In fact, his efforts on the leg press, squat, vertical jump and box jump would be hard to beat in any gym in the country.
At 94 kilograms, Archibald is all muscle. His work in the gym is all about high weights and quick reps, working on that explosive speed that is vital to his work on the track bike.
It starts with his leg press, where he runs through three sets of five, increasing the weight each new set.
Starting at 440kg seemed impressive enough as the Waikato Times watched on.
Then he increased it to 560kg for the second set, and by the end Archibald had 640kg loaded onto the machine.
The whole gym stopped to watch him belt out the set.
Archibald insists that wasn't even a personal best, it was just part of normal strength training.
His personal best with the squat is 260kg, nearly three times his own body weight.
Compare those numbers to the efforts of the Chiefs Super Rugby franchise, and Archibald is a physical freak.
"Our best guys to compare is Pauliasi Manu," Chiefs strength and conditioning coach Phil Healey said.
"He does a 260kg squat, but then he is 114kg, he's a big prop."
The strongest Chief around Archibald's size is Tim Nanai-Williams, who Healey said belts out 250kg squats, and weighs around 87kg.
"We focus on strength, but a lot is on endurance as well.
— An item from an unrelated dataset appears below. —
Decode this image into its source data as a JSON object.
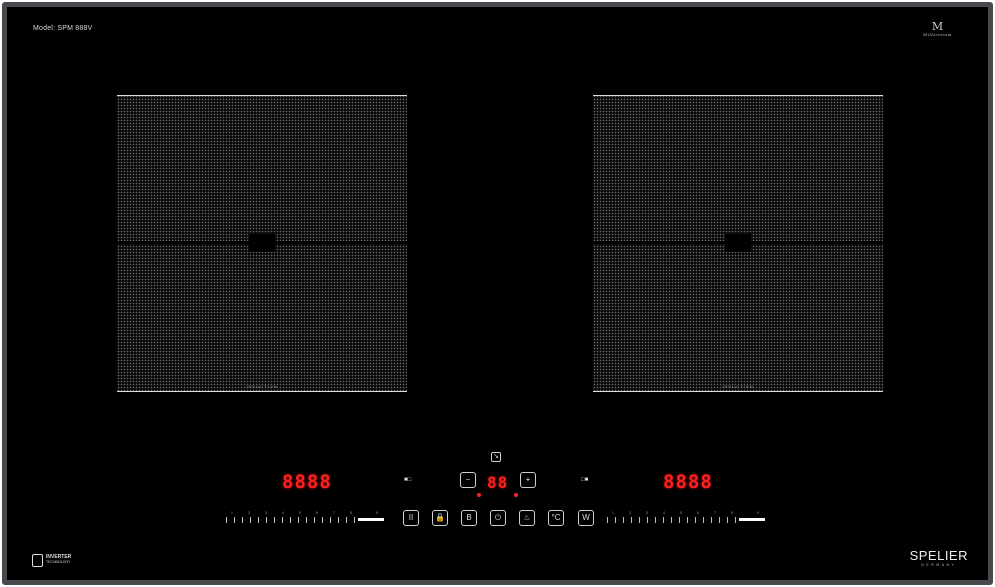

If our guys were to focus on the strength, I'm sure Pauliasi could do 300kg squats, but that's not what they're built for.
"In saying that, those are pretty impressive numbers from [Archibald]. I'm sure he could do more too if that was the only focus."
The Chiefs don't measure efforts on the leg press, though neither do the cyclists.
Sprint cyclists work on getting the most out of their explosive legs, and do measure their leaping ability, which translates to their power out of the gates.
Archibald, naturally, is the best jumper in the New Zealand group.
His box jump is a staggering 1.65m, more than that of shot putter Jacko Gill and the same height as singer and actress Selena Gomez.
Then there is his standing jump of 81cm which would have been equal best in the 2010 NBA Draft alongside Los Angeles Lakers basketballer Wesley Johnson, and is well above average in the NBA.
That power and explosiveness certainly helps on the bike, as Archibald is one of the only Kiwis to have clocked a flying 250m lap in under 10 seconds.
To think that despite his physical abilities, Archibald can't crack into the World Champion New Zealand sprint team, containing Ethan Mitchell, Sam Webster and Eddie Dawkins.
New Zealand have five world class sprinters heading to Glasgow, including Archibald and Keirin specialist Simon van Velthooven, showing the depth in the current set-up.
It's nice knowing the team have that kind of strength pushing them to success in Glasgow.
The Southland Times